Dataset rows for apps and sites
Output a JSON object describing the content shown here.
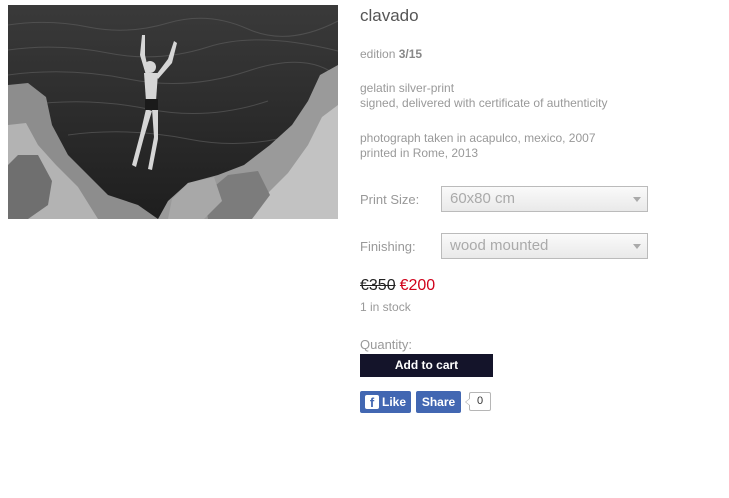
{
  "product": {
    "title": "clavado",
    "edition_prefix": "edition ",
    "edition_value": "3/15",
    "material_line1": "gelatin silver-print",
    "material_line2": "signed, delivered with certificate of authenticity",
    "photo_line1": "photograph taken in acapulco, mexico, 2007",
    "photo_line2": "printed in Rome, 2013"
  },
  "options": {
    "print_size_label": "Print Size:",
    "print_size_value": "60x80 cm",
    "finishing_label": "Finishing:",
    "finishing_value": "wood mounted"
  },
  "pricing": {
    "old_price": "€350",
    "new_price": "€200",
    "stock": "1 in stock",
    "old_color": "#222222",
    "new_color": "#d0021b"
  },
  "cart": {
    "quantity_label": "Quantity:",
    "add_to_cart": "Add to cart",
    "button_color": "#14142a"
  },
  "social": {
    "like_label": "Like",
    "share_label": "Share",
    "share_count": "0",
    "fb_icon": "facebook-f-icon",
    "fb_color": "#4267b2"
  }
}
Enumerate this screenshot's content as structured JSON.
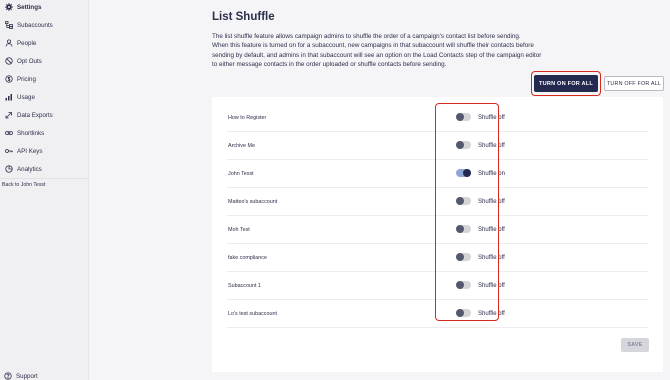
{
  "sidebar": {
    "items": [
      {
        "label": "Settings",
        "icon": "gear-icon",
        "active": true
      },
      {
        "label": "Subaccounts",
        "icon": "subaccounts-icon"
      },
      {
        "label": "People",
        "icon": "person-icon"
      },
      {
        "label": "Opt Outs",
        "icon": "block-icon"
      },
      {
        "label": "Pricing",
        "icon": "dollar-icon"
      },
      {
        "label": "Usage",
        "icon": "bar-chart-icon"
      },
      {
        "label": "Data Exports",
        "icon": "export-icon"
      },
      {
        "label": "Shortlinks",
        "icon": "link-icon"
      },
      {
        "label": "API Keys",
        "icon": "key-icon"
      },
      {
        "label": "Analytics",
        "icon": "pie-chart-icon"
      }
    ],
    "back_link": "Back to John Tesst",
    "support_label": "Support"
  },
  "main": {
    "title": "List Shuffle",
    "description": [
      "The list shuffle feature allows campaign admins to shuffle the order of a campaign's contact list before sending.",
      "When this feature is turned on for a subaccount, new campaigns in that subaccount will shuffle their contacts before",
      "sending by default, and admins in that subaccount will see an option on the Load Contacts step of the campaign editor",
      "to either message contacts in the order uploaded or shuffle contacts before sending."
    ],
    "turn_on_all_label": "TURN ON FOR ALL",
    "turn_off_all_label": "TURN OFF FOR ALL",
    "save_label": "SAVE",
    "subaccounts": [
      {
        "name": "How to Register",
        "status": "Shuffle off",
        "on": false
      },
      {
        "name": "Archive Me",
        "status": "Shuffle off",
        "on": false
      },
      {
        "name": "John Tesst",
        "status": "Shuffle on",
        "on": true
      },
      {
        "name": "Matteo's subaccount",
        "status": "Shuffle off",
        "on": false
      },
      {
        "name": "Moh Test",
        "status": "Shuffle off",
        "on": false
      },
      {
        "name": "fake compliance",
        "status": "Shuffle off",
        "on": false
      },
      {
        "name": "Subaccount 1",
        "status": "Shuffle off",
        "on": false
      },
      {
        "name": "Lo's test subaccount",
        "status": "Shuffle off",
        "on": false
      }
    ]
  },
  "colors": {
    "primary": "#23294f",
    "highlight": "#d7281e",
    "toggle_on_track": "#8da6d6"
  }
}
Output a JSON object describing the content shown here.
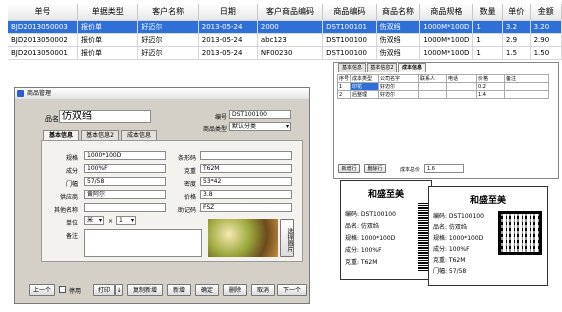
{
  "table": {
    "headers": [
      "单号",
      "单据类型",
      "客户名称",
      "日期",
      "客户商品编码",
      "商品编码",
      "商品名称",
      "商品规格",
      "数量",
      "单价",
      "金额"
    ],
    "rows": [
      [
        "BJD2013050003",
        "报价单",
        "好迈尔",
        "2013-05-24",
        "2000",
        "DST100101",
        "伤双绉",
        "1000M*100D",
        "1",
        "3.2",
        "3.20"
      ],
      [
        "BJD2013050002",
        "报价单",
        "好迈尔",
        "2013-05-24",
        "abc123",
        "DST100100",
        "伤双绉",
        "1000M*100D",
        "1",
        "2.9",
        "2.90"
      ],
      [
        "BJD2013050001",
        "报价单",
        "好迈尔",
        "2013-05-24",
        "NF00230",
        "DST100100",
        "伤双绉",
        "1000M*100D",
        "1",
        "1.5",
        "1.50"
      ]
    ]
  },
  "dialog": {
    "title": "商品管理",
    "name_label": "品名",
    "name_value": "仿双绉",
    "code_label": "编号",
    "code_value": "DST100100",
    "type_label": "商品类型",
    "type_value": "默认分类",
    "tabs": [
      "基本信息",
      "基本信息2",
      "成本信息"
    ],
    "fields": {
      "spec_label": "规格",
      "spec_value": "1000*100D",
      "comp_label": "成分",
      "comp_value": "100%F",
      "width_label": "门幅",
      "width_value": "57/58",
      "supplier_label": "供应商",
      "supplier_value": "黄阿尔",
      "othername_label": "其他名称",
      "othername_value": "",
      "unit_label": "单位",
      "unit_value": "米",
      "unit_qty": "1",
      "note_label": "备注",
      "barcode_label": "条形码",
      "barcode_value": "",
      "weight_label": "克重",
      "weight_value": "T62M",
      "density_label": "密度",
      "density_value": "53*42",
      "price_label": "价格",
      "price_value": "3.8",
      "mnemonic_label": "助记码",
      "mnemonic_value": "FSZ"
    },
    "photo_button": "选择图片",
    "buttons": [
      "上一个",
      "停用",
      "打印",
      "复制新增",
      "新增",
      "确定",
      "删除",
      "取消",
      "下一个"
    ]
  },
  "right_panel": {
    "tabs": [
      "基本信息",
      "基本信息2",
      "成本信息"
    ],
    "headers": [
      "序号",
      "成本类型",
      "公司名字",
      "联系人",
      "电话",
      "价格",
      "备注"
    ],
    "rows": [
      [
        "1",
        "印花",
        "",
        "好迈尔",
        "",
        "",
        "0.2",
        ""
      ],
      [
        "2",
        "后整理",
        "",
        "好迈尔",
        "",
        "",
        "1.4",
        ""
      ]
    ],
    "btn_add": "新增行",
    "btn_del": "删除行",
    "total_label": "成本总价",
    "total_value": "1.6"
  },
  "label1": {
    "title": "和盛至美",
    "lines": [
      "编码: DST100100",
      "品名: 仿双绉",
      "规格: 1000*100D",
      "成分: 100%F",
      "克重: T62M"
    ]
  },
  "label2": {
    "title": "和盛至美",
    "lines": [
      "编码: DST100100",
      "品名: 仿双绉",
      "规格: 1000*100D",
      "成分: 100%F",
      "克重: T62M",
      "门幅: 57/58"
    ]
  }
}
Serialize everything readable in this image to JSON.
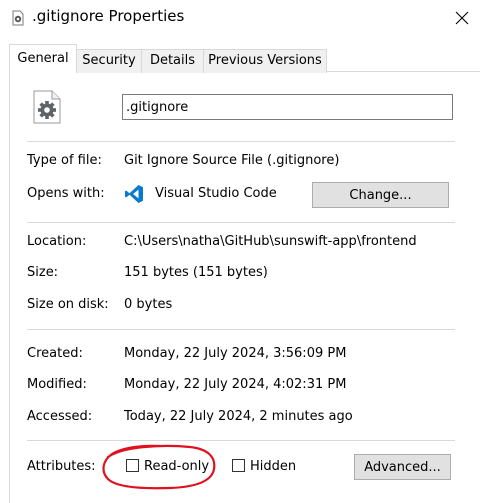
{
  "window": {
    "title": ".gitignore Properties"
  },
  "tabs": [
    {
      "label": "General"
    },
    {
      "label": "Security"
    },
    {
      "label": "Details"
    },
    {
      "label": "Previous Versions"
    }
  ],
  "general": {
    "file_name": ".gitignore",
    "type_label": "Type of file:",
    "type_value": "Git Ignore Source File (.gitignore)",
    "opens_label": "Opens with:",
    "opens_value": "Visual Studio Code",
    "change_button": "Change...",
    "location_label": "Location:",
    "location_value": "C:\\Users\\natha\\GitHub\\sunswift-app\\frontend",
    "size_label": "Size:",
    "size_value": "151 bytes (151 bytes)",
    "size_disk_label": "Size on disk:",
    "size_disk_value": "0 bytes",
    "created_label": "Created:",
    "created_value": "Monday, 22 July 2024, 3:56:09 PM",
    "modified_label": "Modified:",
    "modified_value": "Monday, 22 July 2024, 4:02:31 PM",
    "accessed_label": "Accessed:",
    "accessed_value": "Today, 22 July 2024, 2 minutes ago",
    "attributes_label": "Attributes:",
    "readonly_label": "Read-only",
    "readonly_checked": false,
    "hidden_label": "Hidden",
    "hidden_checked": false,
    "advanced_button": "Advanced..."
  },
  "icons": {
    "title": "gear-file-icon",
    "close": "close-icon",
    "file": "gear-file-icon",
    "app": "vscode-icon"
  },
  "colors": {
    "annotation": "#e0101e",
    "vscode_blue": "#0a7acc"
  }
}
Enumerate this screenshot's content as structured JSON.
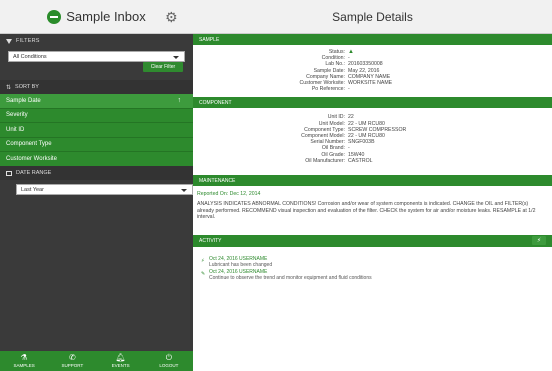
{
  "left": {
    "title": "Sample Inbox",
    "filters": {
      "label": "FILTERS",
      "conditions_value": "All Conditions",
      "clear_label": "Clear Filter"
    },
    "sort": {
      "label": "SORT BY",
      "items": [
        "Sample Date",
        "Severity",
        "Unit ID",
        "Component Type",
        "Customer Worksite"
      ]
    },
    "date_range": {
      "label": "DATE RANGE",
      "value": "Last Year"
    },
    "nav": [
      "SAMPLES",
      "SUPPORT",
      "EVENTS",
      "LOGOUT"
    ]
  },
  "right": {
    "title": "Sample Details",
    "sample": {
      "section": "SAMPLE",
      "rows": [
        {
          "k": "Status:",
          "v": "▲"
        },
        {
          "k": "Condition:",
          "v": "-"
        },
        {
          "k": "Lab No.:",
          "v": "201603350008"
        },
        {
          "k": "Sample Date:",
          "v": "May 22, 2016"
        },
        {
          "k": "Company Name:",
          "v": "COMPANY NAME"
        },
        {
          "k": "Customer Worksite:",
          "v": "WORKSITE NAME"
        },
        {
          "k": "Po Reference:",
          "v": "-"
        }
      ]
    },
    "component": {
      "section": "COMPONENT",
      "rows": [
        {
          "k": "Unit ID:",
          "v": "22"
        },
        {
          "k": "Unit Model:",
          "v": "22 - UM RCU80"
        },
        {
          "k": "Component Type:",
          "v": "SCREW COMPRESSOR"
        },
        {
          "k": "Component Model:",
          "v": "22 - UM RCU80"
        },
        {
          "k": "Serial Number:",
          "v": "SNGF003B"
        },
        {
          "k": "Oil Brand:",
          "v": "-"
        },
        {
          "k": "Oil Grade:",
          "v": "15W40"
        },
        {
          "k": "Oil Manufacturer:",
          "v": "CASTROL"
        }
      ]
    },
    "maintenance": {
      "section": "MAINTENANCE",
      "reported_on": "Reported On: Dec 12, 2014",
      "line1": "ANALYSIS INDICATES ABNORMAL CONDITIONS! Corrosion and/or wear of system components is indicated. CHANGE the OIL and FILTER(s)",
      "line2": "already performed. RECOMMEND visual inspection and evaluation of the filter. CHECK the system for air and/or moisture leaks. RESAMPLE at 1/2",
      "line3": "interval."
    },
    "activity": {
      "section": "ACTIVITY",
      "button": "⚡",
      "entries": [
        {
          "meta": "Oct 24, 2016   USERNAME",
          "text": "Lubricant has been changed"
        },
        {
          "meta": "Oct 24, 2016   USERNAME",
          "text": "Continue to observe the trend and monitor equipment and fluid conditions"
        }
      ]
    }
  }
}
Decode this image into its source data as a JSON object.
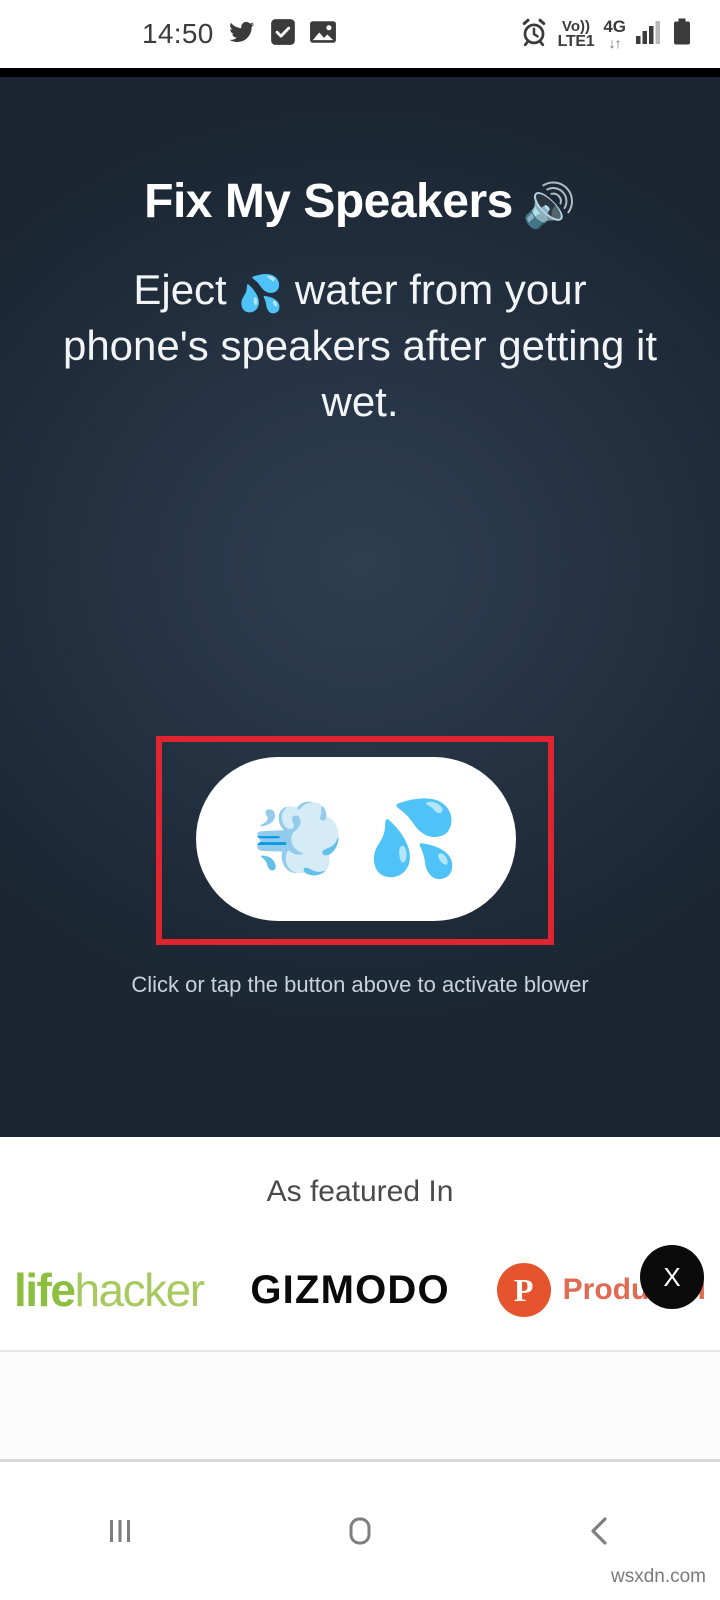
{
  "status_bar": {
    "time": "14:50",
    "left_icons": [
      "twitter-icon",
      "task-check-icon",
      "photo-icon"
    ],
    "alarm_icon": "alarm-icon",
    "volte_top": "Vo))",
    "volte_bottom": "LTE1",
    "network_label": "4G",
    "network_arrows": "↓↑",
    "signal_icon": "signal-bars-icon",
    "battery_icon": "battery-icon"
  },
  "hero": {
    "title": "Fix My Speakers",
    "title_emoji": "🔊",
    "subtitle_part1": "Eject",
    "subtitle_emoji": "💦",
    "subtitle_part2": "water from your phone's speakers after getting it wet.",
    "button": {
      "wind_emoji": "💨",
      "droplets_emoji": "💦",
      "aria_label": "activate blower"
    },
    "hint": "Click or tap the button above to activate blower",
    "annotation_color": "#e02530",
    "background_color": "#1e2a38"
  },
  "featured": {
    "title": "As featured In",
    "logos": [
      {
        "name": "lifehacker",
        "part_a": "life",
        "part_b": "hacker",
        "color_a": "#8cbf3f",
        "color_b": "#a8c95f"
      },
      {
        "name": "GIZMODO",
        "text": "GIZMODO",
        "color": "#0a0a0a"
      },
      {
        "name": "Product Hunt",
        "mark": "P",
        "text": "Product H",
        "color": "#e5542c"
      }
    ]
  },
  "close_button": {
    "label": "X"
  },
  "nav_bar": {
    "recents_label": "|||",
    "home_label": "home-square",
    "back_label": "‹"
  },
  "watermark": "wsxdn.com"
}
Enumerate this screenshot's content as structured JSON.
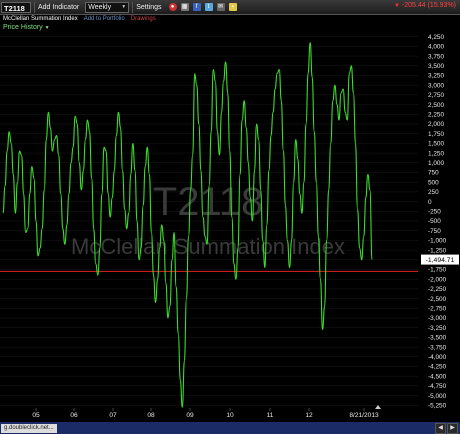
{
  "toolbar": {
    "symbol": "T2118",
    "add_indicator": "Add Indicator",
    "period_value": "Weekly",
    "settings": "Settings",
    "change": "-205.44 (15.93%)"
  },
  "subheader": {
    "title": "McClellan Summation Index",
    "add_to_portfolio": "Add to Portfolio",
    "drawings": "Drawings"
  },
  "price_history_label": "Price History",
  "status": {
    "text": "g.doubleclick.net..."
  },
  "colors": {
    "line": "#3cdc2a",
    "ref_line": "#c81e1e",
    "last_badge_bg": "#ffffff",
    "grid": "#1a1a1a"
  },
  "chart_data": {
    "type": "line",
    "watermark_symbol": "T2118",
    "watermark_name": "McClellan Summation Index",
    "x_tick_labels": [
      "05",
      "06",
      "07",
      "08",
      "09",
      "10",
      "11",
      "12",
      "8/21/2013"
    ],
    "y_ticks": [
      4250,
      4000,
      3750,
      3500,
      3250,
      3000,
      2750,
      2500,
      2250,
      2000,
      1750,
      1500,
      1250,
      1000,
      750,
      500,
      250,
      0,
      -250,
      -500,
      -750,
      -1000,
      -1250,
      -1500,
      -1750,
      -2000,
      -2250,
      -2500,
      -2750,
      -3000,
      -3250,
      -3500,
      -3750,
      -4000,
      -4250,
      -4500,
      -4750,
      -5000,
      -5250
    ],
    "ylim": [
      -5320,
      4370
    ],
    "reference_line": -1800,
    "last_value_label": "-1,494.71",
    "last_value": -1495,
    "series": [
      {
        "values": [
          -300,
          400,
          1300,
          1800,
          1500,
          700,
          -300,
          500,
          1300,
          1200,
          200,
          -800,
          -700,
          200,
          900,
          600,
          -500,
          -1400,
          -1200,
          -700,
          300,
          1600,
          2300,
          1900,
          1300,
          1600,
          1700,
          1200,
          200,
          -700,
          -1100,
          -600,
          200,
          1000,
          1400,
          2200,
          2000,
          1000,
          300,
          800,
          1600,
          2100,
          1800,
          600,
          -700,
          -1600,
          -1900,
          -1200,
          200,
          1400,
          1300,
          200,
          -400,
          100,
          800,
          1700,
          2300,
          1900,
          800,
          -200,
          -700,
          -300,
          700,
          1500,
          800,
          -500,
          -1500,
          -1200,
          -100,
          900,
          1400,
          700,
          -800,
          -1900,
          -2600,
          -2000,
          -1200,
          -600,
          -1000,
          -2100,
          -3000,
          -2700,
          -1500,
          -800,
          -2200,
          -3400,
          -4600,
          -5300,
          -4100,
          -2500,
          -900,
          300,
          1200,
          3300,
          3000,
          2000,
          800,
          -400,
          -900,
          -1100,
          400,
          1800,
          3400,
          3100,
          1800,
          1200,
          2300,
          3100,
          3600,
          2800,
          1300,
          -400,
          -1600,
          -2000,
          -1200,
          700,
          2100,
          2600,
          1900,
          1000,
          100,
          -500,
          800,
          2000,
          1600,
          300,
          -1000,
          -1700,
          -600,
          800,
          1700,
          2300,
          2900,
          3300,
          3400,
          2600,
          1300,
          -100,
          -1000,
          -1700,
          -1000,
          500,
          1600,
          1100,
          200,
          -300,
          500,
          2000,
          3300,
          4100,
          3200,
          1800,
          500,
          -900,
          -2000,
          -3300,
          -2700,
          -1000,
          300,
          1500,
          2600,
          3000,
          2500,
          2100,
          2800,
          2900,
          2300,
          2100,
          3300,
          3500,
          2800,
          1500,
          -200,
          -1200,
          -1500,
          -900,
          100,
          700,
          300,
          -1500
        ]
      }
    ]
  }
}
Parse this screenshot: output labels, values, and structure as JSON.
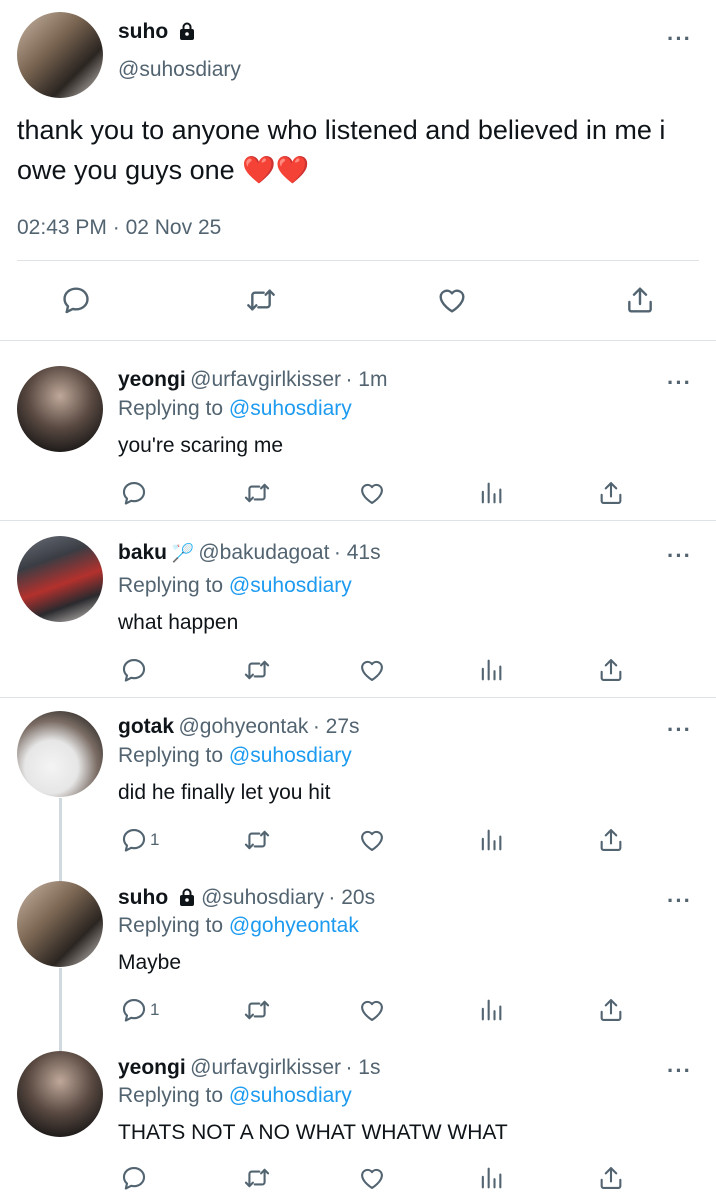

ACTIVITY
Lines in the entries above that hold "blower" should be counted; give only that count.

REPLY
2